Data records:
■ ■ ■ ■
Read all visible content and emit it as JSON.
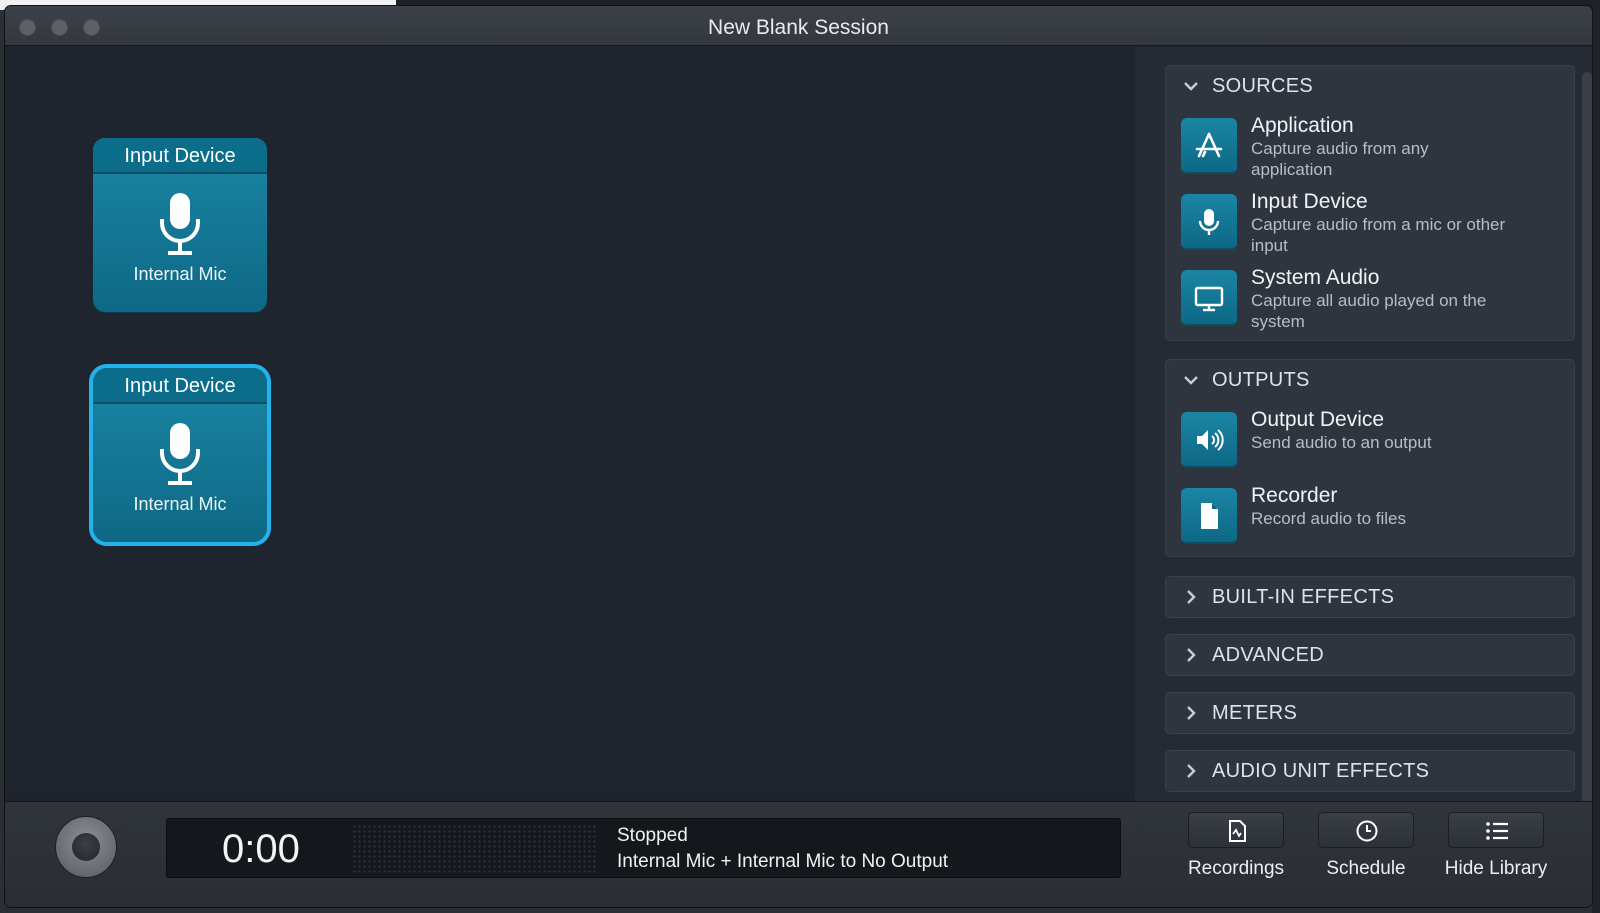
{
  "window": {
    "title": "New Blank Session"
  },
  "canvas": {
    "nodes": [
      {
        "header": "Input Device",
        "label": "Internal Mic",
        "selected": false
      },
      {
        "header": "Input Device",
        "label": "Internal Mic",
        "selected": true
      }
    ]
  },
  "library": {
    "sources": {
      "header": "SOURCES",
      "items": [
        {
          "title": "Application",
          "desc": "Capture audio from any application",
          "icon": "app-store-icon"
        },
        {
          "title": "Input Device",
          "desc": "Capture audio from a mic or other input",
          "icon": "microphone-icon"
        },
        {
          "title": "System Audio",
          "desc": "Capture all audio played on the system",
          "icon": "monitor-icon"
        }
      ]
    },
    "outputs": {
      "header": "OUTPUTS",
      "items": [
        {
          "title": "Output Device",
          "desc": "Send audio to an output",
          "icon": "speaker-icon"
        },
        {
          "title": "Recorder",
          "desc": "Record audio to files",
          "icon": "document-icon"
        }
      ]
    },
    "collapsed": [
      "BUILT-IN EFFECTS",
      "ADVANCED",
      "METERS",
      "AUDIO UNIT EFFECTS"
    ]
  },
  "transport": {
    "time": "0:00",
    "status": "Stopped",
    "route": "Internal Mic + Internal Mic to No Output"
  },
  "toolbar": {
    "recordings": "Recordings",
    "schedule": "Schedule",
    "hide_library": "Hide Library"
  },
  "colors": {
    "accent": "#23b3ec",
    "tile": "#0e6885"
  }
}
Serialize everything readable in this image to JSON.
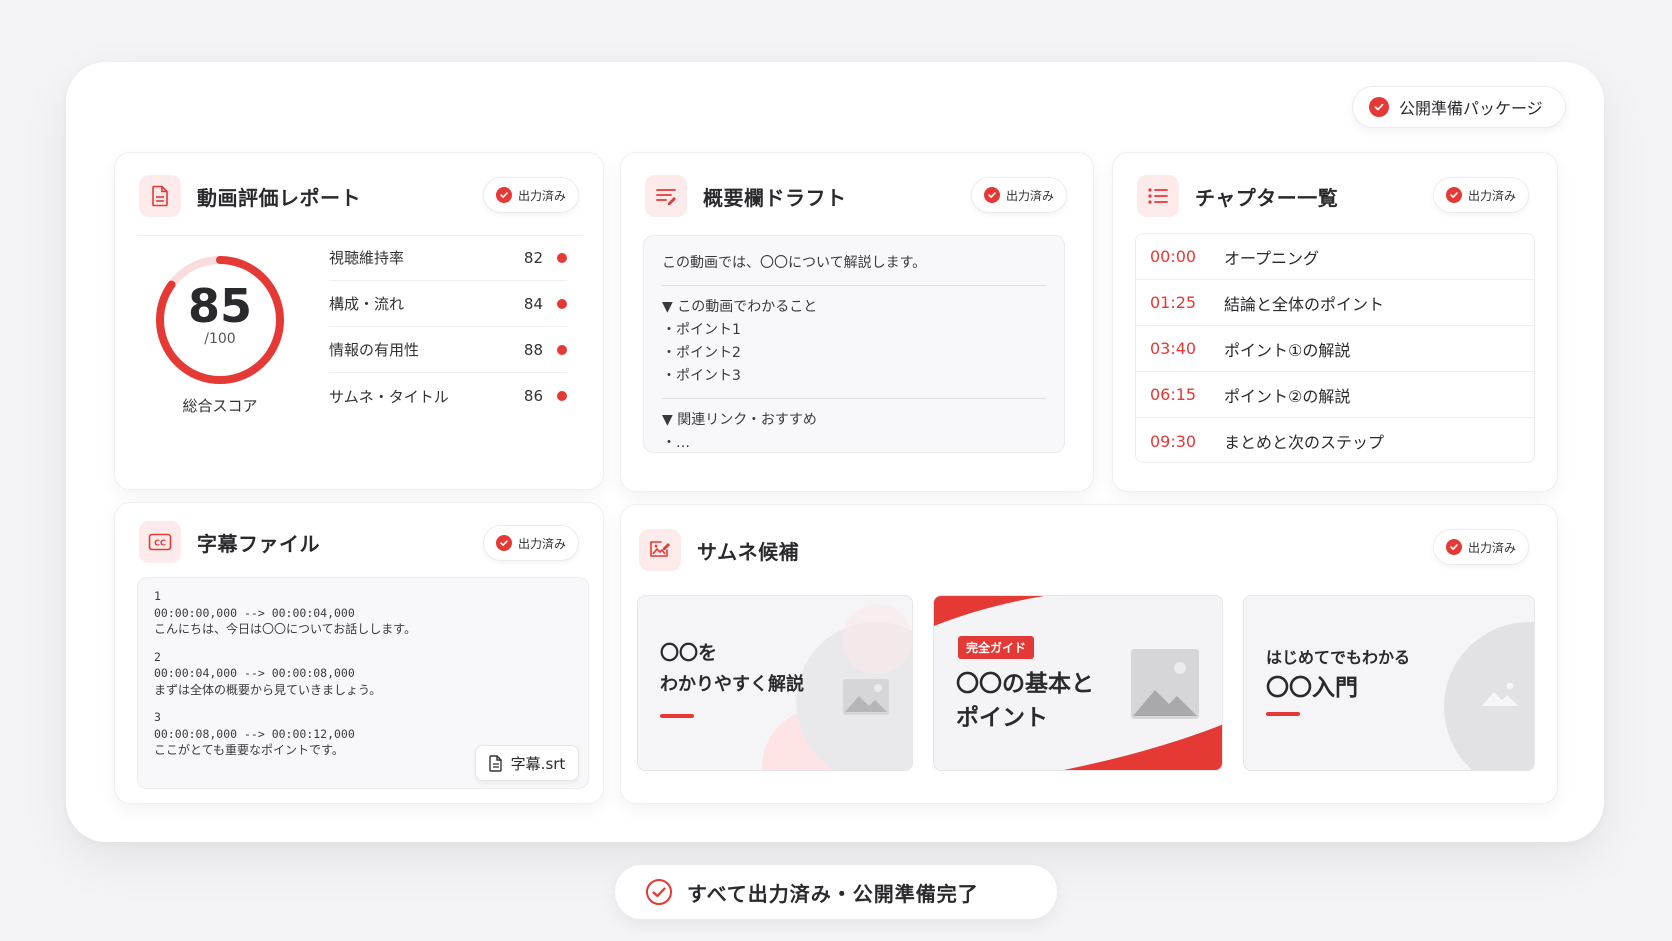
{
  "header": {
    "package_badge": "公開準備パッケージ"
  },
  "output_label": "出力済み",
  "colors": {
    "accent": "#e53935",
    "accent_light": "#fdeaea"
  },
  "report": {
    "title": "動画評価レポート",
    "score": "85",
    "score_max": "/100",
    "score_fraction": 0.85,
    "score_label": "総合スコア",
    "metrics": [
      {
        "label": "視聴維持率",
        "value": "82"
      },
      {
        "label": "構成・流れ",
        "value": "84"
      },
      {
        "label": "情報の有用性",
        "value": "88"
      },
      {
        "label": "サムネ・タイトル",
        "value": "86"
      }
    ]
  },
  "description": {
    "title": "概要欄ドラフト",
    "intro": "この動画では、〇〇について解説します。",
    "section1_heading": "▼ この動画でわかること",
    "points": [
      "・ポイント1",
      "・ポイント2",
      "・ポイント3"
    ],
    "section2_heading": "▼ 関連リンク・おすすめ",
    "section2_item": "・…"
  },
  "chapters": {
    "title": "チャプター一覧",
    "items": [
      {
        "time": "00:00",
        "name": "オープニング"
      },
      {
        "time": "01:25",
        "name": "結論と全体のポイント"
      },
      {
        "time": "03:40",
        "name": "ポイント①の解説"
      },
      {
        "time": "06:15",
        "name": "ポイント②の解説"
      },
      {
        "time": "09:30",
        "name": "まとめと次のステップ"
      }
    ]
  },
  "subtitles": {
    "title": "字幕ファイル",
    "entries": [
      {
        "index": "1",
        "timing": "00:00:00,000 --> 00:00:04,000",
        "text": "こんにちは、今日は〇〇についてお話しします。"
      },
      {
        "index": "2",
        "timing": "00:00:04,000 --> 00:00:08,000",
        "text": "まずは全体の概要から見ていきましょう。"
      },
      {
        "index": "3",
        "timing": "00:00:08,000 --> 00:00:12,000",
        "text": "ここがとても重要なポイントです。"
      }
    ],
    "file_name": "字幕.srt"
  },
  "thumbnails": {
    "title": "サムネ候補",
    "candidates": [
      {
        "line1": "〇〇を",
        "line2": "わかりやすく解説"
      },
      {
        "tag": "完全ガイド",
        "line1": "〇〇の基本と",
        "line2": "ポイント"
      },
      {
        "line1": "はじめてでもわかる",
        "line2": "〇〇入門"
      }
    ]
  },
  "footer": {
    "status": "すべて出力済み・公開準備完了"
  }
}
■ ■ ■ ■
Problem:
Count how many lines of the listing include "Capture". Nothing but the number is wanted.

Written solution:
3